(Supplied entries)
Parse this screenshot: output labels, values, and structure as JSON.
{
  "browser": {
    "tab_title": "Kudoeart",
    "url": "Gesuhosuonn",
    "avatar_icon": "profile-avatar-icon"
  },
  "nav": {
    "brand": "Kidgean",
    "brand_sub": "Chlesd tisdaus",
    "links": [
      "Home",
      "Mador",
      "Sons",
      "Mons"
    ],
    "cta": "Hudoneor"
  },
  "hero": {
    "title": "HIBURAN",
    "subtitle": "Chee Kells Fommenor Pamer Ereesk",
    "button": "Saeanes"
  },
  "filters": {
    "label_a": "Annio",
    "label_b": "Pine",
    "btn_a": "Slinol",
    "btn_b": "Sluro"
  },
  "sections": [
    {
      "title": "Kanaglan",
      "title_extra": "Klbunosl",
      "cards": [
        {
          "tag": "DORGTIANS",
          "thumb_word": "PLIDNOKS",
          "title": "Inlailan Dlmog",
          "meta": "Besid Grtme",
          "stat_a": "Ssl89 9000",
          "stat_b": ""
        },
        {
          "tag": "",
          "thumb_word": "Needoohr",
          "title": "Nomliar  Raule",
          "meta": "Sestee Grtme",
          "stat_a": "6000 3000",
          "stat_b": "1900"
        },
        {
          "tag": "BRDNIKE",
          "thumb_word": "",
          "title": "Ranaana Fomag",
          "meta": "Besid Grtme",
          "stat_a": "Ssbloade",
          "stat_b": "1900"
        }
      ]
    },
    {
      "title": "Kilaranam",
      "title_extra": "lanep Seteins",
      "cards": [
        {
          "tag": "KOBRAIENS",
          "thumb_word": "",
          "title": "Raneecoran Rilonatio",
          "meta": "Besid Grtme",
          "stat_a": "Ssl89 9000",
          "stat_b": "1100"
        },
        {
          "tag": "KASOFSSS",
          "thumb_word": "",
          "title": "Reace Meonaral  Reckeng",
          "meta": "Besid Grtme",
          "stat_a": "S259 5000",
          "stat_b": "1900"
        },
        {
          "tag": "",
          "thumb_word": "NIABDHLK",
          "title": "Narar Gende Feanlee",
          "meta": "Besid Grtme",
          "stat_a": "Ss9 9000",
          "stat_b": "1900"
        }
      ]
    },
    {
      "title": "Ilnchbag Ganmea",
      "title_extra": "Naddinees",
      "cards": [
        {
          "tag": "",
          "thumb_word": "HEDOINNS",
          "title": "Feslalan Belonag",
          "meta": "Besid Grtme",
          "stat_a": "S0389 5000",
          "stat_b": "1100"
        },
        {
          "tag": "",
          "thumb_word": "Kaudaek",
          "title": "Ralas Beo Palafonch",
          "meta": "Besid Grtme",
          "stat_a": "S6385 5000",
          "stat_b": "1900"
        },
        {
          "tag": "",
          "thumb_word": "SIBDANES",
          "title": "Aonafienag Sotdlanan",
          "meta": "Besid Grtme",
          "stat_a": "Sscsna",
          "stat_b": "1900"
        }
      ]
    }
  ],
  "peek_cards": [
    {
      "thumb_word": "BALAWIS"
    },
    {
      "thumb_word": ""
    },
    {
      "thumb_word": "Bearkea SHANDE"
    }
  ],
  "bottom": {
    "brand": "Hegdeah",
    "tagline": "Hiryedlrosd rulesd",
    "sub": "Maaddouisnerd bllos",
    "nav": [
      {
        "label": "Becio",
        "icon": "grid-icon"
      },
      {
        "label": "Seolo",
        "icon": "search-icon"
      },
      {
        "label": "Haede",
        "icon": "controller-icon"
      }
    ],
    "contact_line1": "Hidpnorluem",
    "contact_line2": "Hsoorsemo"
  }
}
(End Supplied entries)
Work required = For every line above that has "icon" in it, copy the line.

Output of the exercise =
    "avatar_icon": "profile-avatar-icon"
        "icon": "grid-icon"
        "icon": "search-icon"
        "icon": "controller-icon"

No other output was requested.